- _Saved entries_
________

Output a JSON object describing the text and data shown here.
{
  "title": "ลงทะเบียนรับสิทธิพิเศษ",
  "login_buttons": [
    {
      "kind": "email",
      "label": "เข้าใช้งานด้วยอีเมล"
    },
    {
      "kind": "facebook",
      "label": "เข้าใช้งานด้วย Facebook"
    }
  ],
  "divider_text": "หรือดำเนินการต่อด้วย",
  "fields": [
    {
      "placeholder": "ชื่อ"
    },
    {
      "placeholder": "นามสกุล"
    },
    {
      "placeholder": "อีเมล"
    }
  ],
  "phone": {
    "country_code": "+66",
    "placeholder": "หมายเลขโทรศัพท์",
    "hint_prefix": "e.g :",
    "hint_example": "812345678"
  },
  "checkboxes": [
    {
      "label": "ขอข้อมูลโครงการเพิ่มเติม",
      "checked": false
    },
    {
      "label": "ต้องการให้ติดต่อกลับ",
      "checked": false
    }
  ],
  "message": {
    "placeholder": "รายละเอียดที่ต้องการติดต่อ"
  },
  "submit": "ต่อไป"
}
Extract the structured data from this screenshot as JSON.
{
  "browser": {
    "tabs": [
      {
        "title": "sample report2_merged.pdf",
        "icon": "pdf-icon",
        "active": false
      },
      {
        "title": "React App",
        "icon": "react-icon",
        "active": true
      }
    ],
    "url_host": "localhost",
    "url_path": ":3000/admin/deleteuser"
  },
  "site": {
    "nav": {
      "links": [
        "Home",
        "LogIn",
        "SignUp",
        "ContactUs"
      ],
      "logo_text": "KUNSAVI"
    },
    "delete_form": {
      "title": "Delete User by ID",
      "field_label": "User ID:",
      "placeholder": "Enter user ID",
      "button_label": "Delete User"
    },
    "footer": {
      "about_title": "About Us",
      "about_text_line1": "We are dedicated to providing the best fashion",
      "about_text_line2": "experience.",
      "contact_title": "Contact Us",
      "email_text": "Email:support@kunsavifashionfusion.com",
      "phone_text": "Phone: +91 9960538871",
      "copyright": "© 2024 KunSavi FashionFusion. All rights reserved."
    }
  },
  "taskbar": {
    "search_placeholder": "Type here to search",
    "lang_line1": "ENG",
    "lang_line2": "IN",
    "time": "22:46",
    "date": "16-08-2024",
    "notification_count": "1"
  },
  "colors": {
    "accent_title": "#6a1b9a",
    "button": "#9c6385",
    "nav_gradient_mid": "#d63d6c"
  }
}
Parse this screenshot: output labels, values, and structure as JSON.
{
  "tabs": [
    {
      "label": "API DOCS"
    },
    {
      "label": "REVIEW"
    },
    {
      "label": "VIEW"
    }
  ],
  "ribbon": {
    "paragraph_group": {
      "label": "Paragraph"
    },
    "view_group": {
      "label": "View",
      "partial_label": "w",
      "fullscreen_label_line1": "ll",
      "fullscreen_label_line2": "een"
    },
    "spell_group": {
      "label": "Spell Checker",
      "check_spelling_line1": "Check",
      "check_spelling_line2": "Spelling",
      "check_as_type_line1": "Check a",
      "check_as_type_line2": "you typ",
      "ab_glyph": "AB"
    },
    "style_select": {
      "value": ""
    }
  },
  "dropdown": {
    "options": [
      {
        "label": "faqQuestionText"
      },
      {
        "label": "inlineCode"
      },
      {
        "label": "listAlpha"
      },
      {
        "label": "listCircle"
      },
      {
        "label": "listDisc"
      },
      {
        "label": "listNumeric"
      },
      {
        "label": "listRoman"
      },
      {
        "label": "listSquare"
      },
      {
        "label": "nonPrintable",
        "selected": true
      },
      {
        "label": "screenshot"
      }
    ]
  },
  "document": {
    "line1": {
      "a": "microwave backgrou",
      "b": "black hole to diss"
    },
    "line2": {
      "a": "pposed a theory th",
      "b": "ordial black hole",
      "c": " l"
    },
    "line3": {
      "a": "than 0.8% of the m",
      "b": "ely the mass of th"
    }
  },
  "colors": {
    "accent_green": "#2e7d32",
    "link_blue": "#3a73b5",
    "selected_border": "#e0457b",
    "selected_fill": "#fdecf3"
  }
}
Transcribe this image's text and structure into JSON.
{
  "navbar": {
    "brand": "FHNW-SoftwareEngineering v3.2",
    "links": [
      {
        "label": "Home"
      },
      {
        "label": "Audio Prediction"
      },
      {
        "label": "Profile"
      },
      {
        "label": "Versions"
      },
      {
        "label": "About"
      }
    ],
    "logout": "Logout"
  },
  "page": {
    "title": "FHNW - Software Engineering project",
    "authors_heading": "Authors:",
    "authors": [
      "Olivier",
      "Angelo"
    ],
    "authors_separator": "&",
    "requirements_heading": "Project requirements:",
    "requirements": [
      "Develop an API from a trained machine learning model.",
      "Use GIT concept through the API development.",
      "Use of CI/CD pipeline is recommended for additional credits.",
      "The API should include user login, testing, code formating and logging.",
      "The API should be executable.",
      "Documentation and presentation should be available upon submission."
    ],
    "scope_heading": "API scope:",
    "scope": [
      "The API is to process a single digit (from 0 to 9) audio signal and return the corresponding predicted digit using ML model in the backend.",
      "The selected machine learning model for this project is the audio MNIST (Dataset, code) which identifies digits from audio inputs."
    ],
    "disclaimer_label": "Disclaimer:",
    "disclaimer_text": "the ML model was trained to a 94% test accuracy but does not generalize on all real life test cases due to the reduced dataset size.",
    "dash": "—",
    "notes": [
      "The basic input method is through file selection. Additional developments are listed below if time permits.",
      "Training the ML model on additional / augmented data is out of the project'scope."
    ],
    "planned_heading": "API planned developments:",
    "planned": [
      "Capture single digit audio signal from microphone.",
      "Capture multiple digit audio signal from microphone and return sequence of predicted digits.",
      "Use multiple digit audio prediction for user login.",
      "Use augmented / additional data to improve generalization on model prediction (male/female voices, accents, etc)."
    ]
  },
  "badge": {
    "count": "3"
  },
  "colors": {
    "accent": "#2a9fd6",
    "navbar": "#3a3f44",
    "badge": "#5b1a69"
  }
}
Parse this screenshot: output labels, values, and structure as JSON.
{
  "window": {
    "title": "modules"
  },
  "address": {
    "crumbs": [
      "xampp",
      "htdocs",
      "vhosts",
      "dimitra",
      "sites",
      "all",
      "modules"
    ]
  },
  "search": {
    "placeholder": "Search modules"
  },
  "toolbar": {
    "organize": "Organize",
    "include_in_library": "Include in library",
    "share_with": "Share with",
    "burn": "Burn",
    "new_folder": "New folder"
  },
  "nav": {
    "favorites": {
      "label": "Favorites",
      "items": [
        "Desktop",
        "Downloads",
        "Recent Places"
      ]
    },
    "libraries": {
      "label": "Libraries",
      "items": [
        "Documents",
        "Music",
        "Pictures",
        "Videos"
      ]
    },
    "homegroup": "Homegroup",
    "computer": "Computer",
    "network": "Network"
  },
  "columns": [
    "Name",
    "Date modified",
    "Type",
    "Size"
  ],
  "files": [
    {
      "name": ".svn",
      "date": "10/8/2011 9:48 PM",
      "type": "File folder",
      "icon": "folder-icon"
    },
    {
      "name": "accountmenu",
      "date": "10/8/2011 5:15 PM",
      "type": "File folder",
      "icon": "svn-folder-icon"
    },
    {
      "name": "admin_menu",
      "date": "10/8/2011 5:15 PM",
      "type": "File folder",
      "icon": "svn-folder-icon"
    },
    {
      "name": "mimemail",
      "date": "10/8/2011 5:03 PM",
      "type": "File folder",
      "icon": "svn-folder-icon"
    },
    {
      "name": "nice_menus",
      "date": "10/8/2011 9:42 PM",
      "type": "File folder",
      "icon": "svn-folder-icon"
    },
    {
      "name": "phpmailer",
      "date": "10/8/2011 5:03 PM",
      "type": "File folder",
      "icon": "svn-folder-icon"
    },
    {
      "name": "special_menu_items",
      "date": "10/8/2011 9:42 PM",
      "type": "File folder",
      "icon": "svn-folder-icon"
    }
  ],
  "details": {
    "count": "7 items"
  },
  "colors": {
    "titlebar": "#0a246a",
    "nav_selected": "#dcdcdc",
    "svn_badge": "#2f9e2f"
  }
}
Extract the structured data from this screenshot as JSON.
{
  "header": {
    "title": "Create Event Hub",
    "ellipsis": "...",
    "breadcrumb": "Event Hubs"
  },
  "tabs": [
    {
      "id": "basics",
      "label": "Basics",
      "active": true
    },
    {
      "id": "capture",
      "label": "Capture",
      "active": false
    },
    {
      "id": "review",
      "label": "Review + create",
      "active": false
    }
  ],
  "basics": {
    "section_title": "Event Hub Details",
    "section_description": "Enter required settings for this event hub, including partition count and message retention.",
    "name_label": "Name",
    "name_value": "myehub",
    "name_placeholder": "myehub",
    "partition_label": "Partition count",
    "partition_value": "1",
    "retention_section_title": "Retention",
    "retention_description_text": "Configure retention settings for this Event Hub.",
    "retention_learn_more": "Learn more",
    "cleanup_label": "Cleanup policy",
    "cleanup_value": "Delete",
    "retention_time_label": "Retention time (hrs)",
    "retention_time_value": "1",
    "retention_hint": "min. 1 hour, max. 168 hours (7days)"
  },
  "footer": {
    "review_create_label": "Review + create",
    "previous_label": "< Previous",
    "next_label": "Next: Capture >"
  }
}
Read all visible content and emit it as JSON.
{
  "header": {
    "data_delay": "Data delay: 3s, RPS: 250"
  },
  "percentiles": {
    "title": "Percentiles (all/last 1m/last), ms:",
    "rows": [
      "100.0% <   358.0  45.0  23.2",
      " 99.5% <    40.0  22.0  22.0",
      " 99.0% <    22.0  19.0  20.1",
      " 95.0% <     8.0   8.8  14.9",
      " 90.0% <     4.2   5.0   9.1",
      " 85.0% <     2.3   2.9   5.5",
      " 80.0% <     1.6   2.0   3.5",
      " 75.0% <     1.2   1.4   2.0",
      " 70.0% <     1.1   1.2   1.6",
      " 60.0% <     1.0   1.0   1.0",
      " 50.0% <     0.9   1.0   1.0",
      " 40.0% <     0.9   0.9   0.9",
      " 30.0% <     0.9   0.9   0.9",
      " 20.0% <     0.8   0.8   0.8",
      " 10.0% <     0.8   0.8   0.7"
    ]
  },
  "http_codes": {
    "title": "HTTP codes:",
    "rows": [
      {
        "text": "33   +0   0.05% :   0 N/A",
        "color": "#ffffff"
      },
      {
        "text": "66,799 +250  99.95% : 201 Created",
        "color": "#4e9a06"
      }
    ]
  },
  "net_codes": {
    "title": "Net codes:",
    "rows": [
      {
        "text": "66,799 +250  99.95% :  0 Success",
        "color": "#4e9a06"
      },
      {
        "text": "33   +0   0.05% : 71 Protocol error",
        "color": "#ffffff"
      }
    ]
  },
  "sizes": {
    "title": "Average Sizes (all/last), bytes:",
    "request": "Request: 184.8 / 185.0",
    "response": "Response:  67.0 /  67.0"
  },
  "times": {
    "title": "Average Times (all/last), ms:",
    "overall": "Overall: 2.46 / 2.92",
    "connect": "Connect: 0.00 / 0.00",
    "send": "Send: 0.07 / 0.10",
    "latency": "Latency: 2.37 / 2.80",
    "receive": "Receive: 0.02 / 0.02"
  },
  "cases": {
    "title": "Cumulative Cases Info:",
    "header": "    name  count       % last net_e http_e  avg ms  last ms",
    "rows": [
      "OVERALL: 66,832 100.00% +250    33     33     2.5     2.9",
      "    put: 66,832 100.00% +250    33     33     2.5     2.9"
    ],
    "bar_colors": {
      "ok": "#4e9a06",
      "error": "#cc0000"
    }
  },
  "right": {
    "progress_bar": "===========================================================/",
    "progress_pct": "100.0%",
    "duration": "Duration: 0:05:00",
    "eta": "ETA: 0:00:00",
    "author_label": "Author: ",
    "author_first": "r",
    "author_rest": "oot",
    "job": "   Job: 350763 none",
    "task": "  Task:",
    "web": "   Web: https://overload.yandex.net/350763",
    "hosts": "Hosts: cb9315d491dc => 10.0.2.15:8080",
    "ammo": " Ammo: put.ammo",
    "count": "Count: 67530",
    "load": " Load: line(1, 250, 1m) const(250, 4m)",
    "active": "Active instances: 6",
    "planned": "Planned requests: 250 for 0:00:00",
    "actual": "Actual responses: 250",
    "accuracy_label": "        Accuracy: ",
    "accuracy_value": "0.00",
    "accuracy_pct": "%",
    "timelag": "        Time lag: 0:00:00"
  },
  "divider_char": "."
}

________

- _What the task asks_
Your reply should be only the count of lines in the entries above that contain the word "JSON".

- _Finished task_
7